Berries are pure rapture for the ''Berry Lady''

Posted: Tuesday, August 06, 2002

FAIRBANKS (AP) -- Rapture for Helenmarie Matesi is a sunny day in a thick blueberry patch, picking the juicy, vitamin-rich fruits for the long winter ahead.

''I have always been nuts about berries,'' says Matesi, who is known as ''the Berry Lady'' at the Alaska Cooperative Extension Service where she works in the food and nutrition education program. ''I'm a forager, a natural forager.''

Part of Matesi's job is to pick Alaska berries for demonstrations and classes whenever groups or clubs request them.

''It's really cool being a berry lady. People call and tell me where the berries are,'' said Matesi, who has reliable berry patch haunts of her own.

This time of year, Jeff Wool, owner of Hot Licks Homemade Ice Cream, also is on the lookout for blueberries. In fact Wool is sending out an SOS to the blueberry-picking public for help in accumulating 1,500 pounds of the blue-orbed fruit to satisfy Fairbanksans year-round craving for Hot Lick's blueberry ice cream.

''In the past two years I've run out of berries,'' Wool said. ''I've had to deprive myself at the shop because I have to sell it (blueberry ice cream) wholesale. It's probably the most favorite ice cream of all, up there next to vanilla.''


Helenmarie Matesi picks blueberries in the Rosie Creek Trail area in Fairbanks, Alaska, Friday afternoon, Aug. 2, 2002. "I have always been nuts about berries," says Matesi, who is known as "the Berry Lady" at the Alaska Cooperative Extension Service where she works in the food and nutrition education program. "I'm a forager, a natural forager."

AP Photo/Fairbanks Daily News-Miner, Sam Harrel

The past two seasons' blueberries haven't been as abundant around Fairbanks as they usually are and Wool said that he has had to import blueberries from up north.

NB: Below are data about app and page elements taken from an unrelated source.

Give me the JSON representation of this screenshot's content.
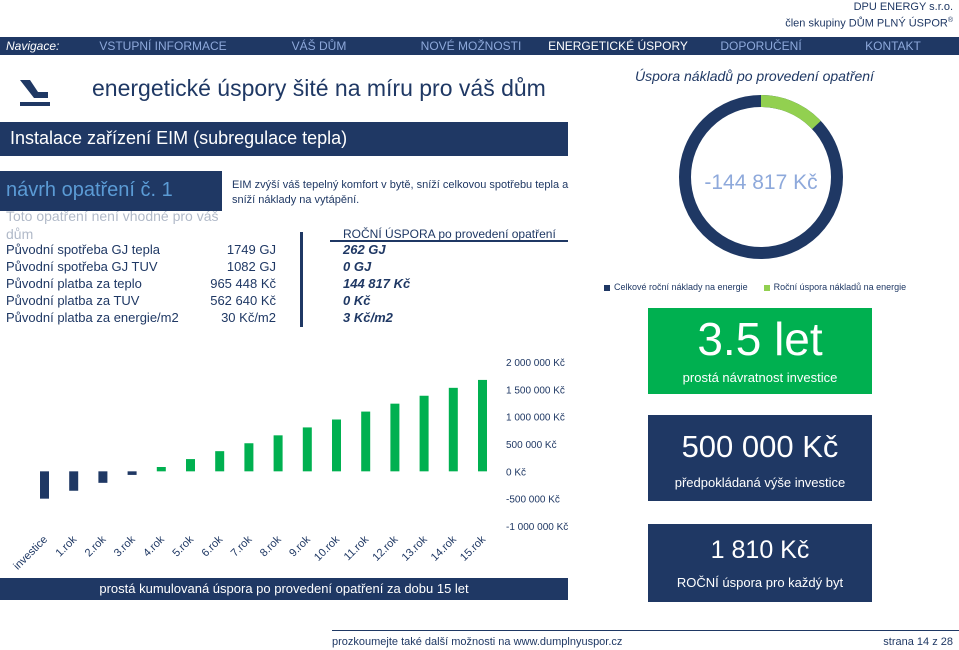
{
  "company": {
    "name": "DPU ENERGY s.r.o.",
    "group": "člen skupiny DŮM PLNÝ ÚSPOR",
    "registered": "®"
  },
  "nav": {
    "label": "Navigace:",
    "items": [
      "VSTUPNÍ INFORMACE",
      "VÁŠ DŮM",
      "NOVÉ MOŽNOSTI",
      "ENERGETICKÉ ÚSPORY",
      "DOPORUČENÍ",
      "KONTAKT"
    ],
    "active_index": 3
  },
  "main_title": "energetické úspory šité na míru pro váš dům",
  "right_title": "Úspora nákladů po provedení opatření",
  "measure_title": "Instalace zařízení EIM (subregulace tepla)",
  "proposal_label": "návrh opatření č. 1",
  "unsuitable_text": "Toto opatření není vhodné pro váš dům",
  "description": "EIM zvýší váš tepelný komfort v bytě, sníží celkovou spotřebu tepla a sníží náklady na vytápění.",
  "savings_header": "ROČNÍ ÚSPORA po provedení opatření",
  "rows": [
    {
      "label": "Původní spotřeba GJ tepla",
      "value": "1749 GJ",
      "saving": "262 GJ"
    },
    {
      "label": "Původní spotřeba GJ TUV",
      "value": "1082 GJ",
      "saving": "0 GJ"
    },
    {
      "label": "Původní platba za teplo",
      "value": "965 448 Kč",
      "saving": "144 817 Kč"
    },
    {
      "label": "Původní platba za TUV",
      "value": "562 640 Kč",
      "saving": "0 Kč"
    },
    {
      "label": "Původní platba za energie/m2",
      "value": "30 Kč/m2",
      "saving": "3 Kč/m2"
    }
  ],
  "chart_footer": "prostá kumulovaná úspora po provedení opatření za dobu 15 let",
  "donut": {
    "label": "-144 817 Kč",
    "share_savings": 0.13,
    "colors": {
      "costs": "#1f3864",
      "savings": "#92d050"
    }
  },
  "legend": {
    "costs": "Celkové roční náklady na energie",
    "savings": "Roční úspora nákladů na energie"
  },
  "kpis": [
    {
      "big": "3.5 let",
      "small": "prostá návratnost investice"
    },
    {
      "big": "500 000 Kč",
      "small": "předpokládaná výše investice"
    },
    {
      "big": "1 810 Kč",
      "small": "ROČNÍ úspora pro každý byt"
    }
  ],
  "bottom_link": "prozkoumejte také další možnosti na www.dumplnyuspor.cz",
  "page": "strana 14 z 28",
  "chart_data": {
    "type": "bar",
    "categories": [
      "investice",
      "1.rok",
      "2.rok",
      "3.rok",
      "4.rok",
      "5.rok",
      "6.rok",
      "7.rok",
      "8.rok",
      "9.rok",
      "10.rok",
      "11.rok",
      "12.rok",
      "13.rok",
      "14.rok",
      "15.rok"
    ],
    "values": [
      -500000,
      -355183,
      -210366,
      -65549,
      79268,
      224085,
      368902,
      513719,
      658536,
      803353,
      948170,
      1092987,
      1237804,
      1382621,
      1527438,
      1672255
    ],
    "yticks": [
      "2 000 000 Kč",
      "1 500 000 Kč",
      "1 000 000 Kč",
      "500 000 Kč",
      "0 Kč",
      "-500 000 Kč",
      "-1 000 000 Kč"
    ],
    "ylim": [
      -1000000,
      2000000
    ],
    "colors": {
      "negative": "#1f3864",
      "positive": "#00b050"
    }
  }
}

''Sometimes I'll make phone calls to the villages of Ambler and Kobuk and they will recruit pickers and send the berries in,'' Wool said.

Wool pays $4 a pound for blueberries and estimates a gallon bucketful weighs about 6 pounds. He will accept them fresh or frozen.

''I like them without any leaves or twigs. The little green stems are OK,'' he said.

Wool suggests picking blueberries as a fund-raiser for scouting or youth groups or as a family activity.

''I've have had people tell me they can make $30 an hour in a good spot,'' Wool said.

Matesi has some other good reasons to pick blueberries besides cold, hard cash. ''They're high in fiber and very, very high in antioxidants (vitamins C and A),'' she said. ''I eat a berry shake almost everyday since reading about the scientific research.''

Matesi said a Tufts University professor has found that the dark color of blueberries protects them from the sun rays and when they are eaten, they do basically the same thing for the consumer.

''It's kind of like eating sun protection,'' she said.

Whether picking blueberries to sell or for home consumption, Matesi has some tips for a successful blueberry outing. Pack a separate cooler for the berries, use shallow picking containers with lids and don't forget the bug dope. If you use big buckets, Matesi said, the berries on the bottom will be crushed.

''Berries like the sun so look for patches on domes and the open tundra,'' recommends Matesi.

Returning home, Matesi advises cleaning the berries as quickly as possible. ''Cover a board with a towel and roll the berries down it,'' Matesi said. The towel will collect the twigs and stems.

Blueberries that aren't in prime condition can be frozen for making jams, jellies, syrups and sauces. Matesi sets aside nice big berries and freezes them separately on cookie sheets then bags them and puts them in the freezer for later use in muffins or special desserts.

If the jelly or jam isn't up to par it can be used in another, equally delicious way. The Cooperative Extension Service even has directions for what to do with failed jams and jellies.

''I have never had a batch of jelly that that is not usable,'' Matesi said.

Blackburn picks berries for commercial use just because she loves being outside.

''I just love nature. I just love the woods. I just feel more at peace with myself out there,'' she said. Any money earned, Blackburn said, pays for the gasoline used to roam the countryside.

Local blueberry picking has been so poor the past few years, Blackburn has been traveling to Denali Park to pick. And she'll probably head south again this season.

''Where I usually pick here, there are a lot of blueberry plants but not many blueberries on them,'' she said.

Berries have been reported to be abundant along sections of the Steese and Elliott highways and Chena Hot Springs Road.

Wool will begin buying blueberries on Aug. 14. For more information about blueberries and publications available on Alaska wild berries, visit or call Matesi at the ACES Food Safety and Preservation Hotline at 474-2430.

Subscribe to Peninsula Clarion

Trending this week:


© 2018. All Rights Reserved. | Contact Us